In conclusion, let me share with you my view of the future that can result when together, we master the Seismic Shift of a democratized world of open GEOINT. We’ll buy basic imagery analysis as a commodity -- much like we buy foundation data today. Imagery, geospatial data, full motion video, and unclassified source content will be constantly updated and integrated through persistent collectors—small sat constellations, ground borne, airborne, and national technical means (NTM).
The value of NGA will grow as our analysts make invaluable discoveries from these massive collections of georeferenced content. In other words, we must fully move – physically and mentally – into our customer centric mode and mindset. Our value proposition will be how well we bring to the decision maker coherence from the chaos and confusion of so much data from so many sources.

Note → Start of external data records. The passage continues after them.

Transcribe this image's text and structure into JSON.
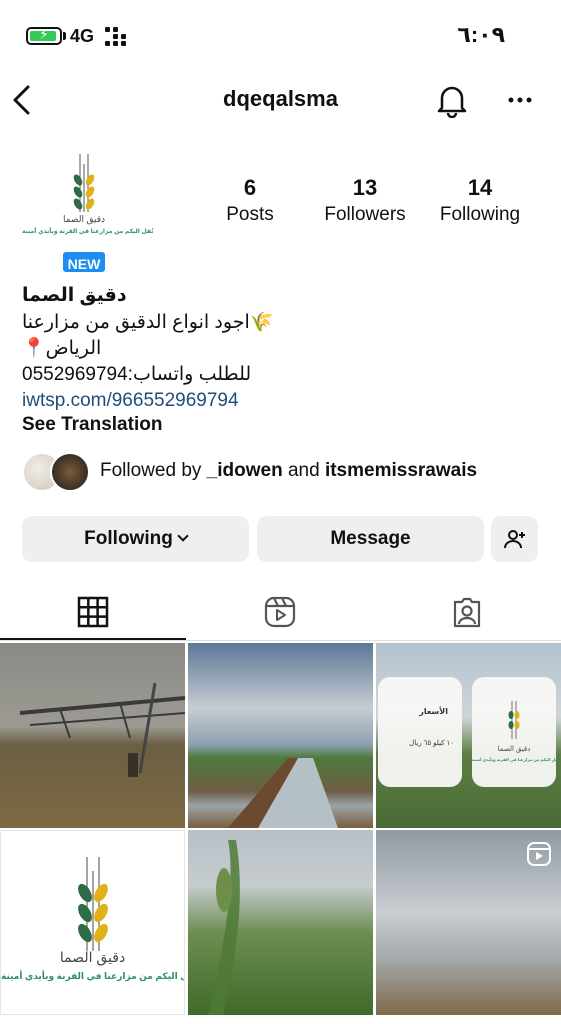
{
  "status_bar": {
    "network": "4G",
    "time": "٦:٠٩"
  },
  "header": {
    "username": "dqeqalsma"
  },
  "profile": {
    "new_badge": "NEW",
    "logo_text": "دقيق الصما",
    "logo_tagline": "نُقل اليكم من مزارعنا في القرنة وبأيدي أمينة",
    "stats": [
      {
        "value": "6",
        "label": "Posts"
      },
      {
        "value": "13",
        "label": "Followers"
      },
      {
        "value": "14",
        "label": "Following"
      }
    ],
    "name": "دقيق الصما",
    "bio_lines": [
      "اجود انواع الدقيق من مزارعنا🌾",
      "📍الرياض",
      "للطلب واتساب:0552969794"
    ],
    "link": "iwtsp.com/966552969794",
    "see_translation": "See Translation",
    "followed_by": {
      "prefix": "Followed by ",
      "user1": "_idowen",
      "joiner": " and ",
      "user2": "itsmemissrawais"
    }
  },
  "actions": {
    "following": "Following",
    "message": "Message"
  },
  "grid": {
    "card_title": "الأسعار",
    "card_price": "١٠ كيلو   ٦٥ ريال",
    "card_logo_text": "دقيق الصما",
    "card_logo_tag": "نُقل اليكم من مزارعنا في القرنة وبأيدي أمينة",
    "post_logo_text": "دقيق الصما",
    "post_logo_tag": "نُقل اليكم من مزارعنا في القرنة وبأيدي أمينة"
  },
  "colors": {
    "badge": "#1c8ef2",
    "link": "#1f4e79",
    "wheat_green": "#2f6b45",
    "wheat_gold": "#e0b21a"
  }
}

And beyond that coherence, we must pursue and discover meaning. We will discover the vital patterns and uncover relationships hidden in the massive collections of content continuously updated in and through the Map of the World. And we will deliver highly visual, easy-to-understand insights on mobile devices in every security domain.
We’ll move from seeing to sensing – from sensing to understanding – from understanding to anticipating – because our adversaries demand it and our customers deserve it. All of this is enabled as we move from blinking to persisting.
But the most important factor of all in this scenario is this: It can come true only if NGA and industry are bonded in partnership as Team NGA. It can come true only if we work together to develop, acquire, and deliver the advanced capabilities that we need. I realize that this Seismic Shift will cause tremors across NGA and industry. The way we do business, the way we do collection, the way we do analysis, the way we hire and train, the way we serve our customers all will change. I ask you to move forward with us, to grasp the opportunities that this Shift creates.
Recall that the USS Enterprise had only a five-year mission. But Team NGA is embarked on a bold, never-ending journey of our own to raise GEOINT to heights it has never achieved before. Yes, the pace of change is accelerating -- but it is also exhilarating. Within every momentous change, we will find equally momentous opportunity. I urge you to join me in the greatest mission of all – let’s go together where no one has gone before – to ensure a safe, secure, and prosperous future for our nation and our allies.
A final tribute to Mr. Spock – live long and prosper.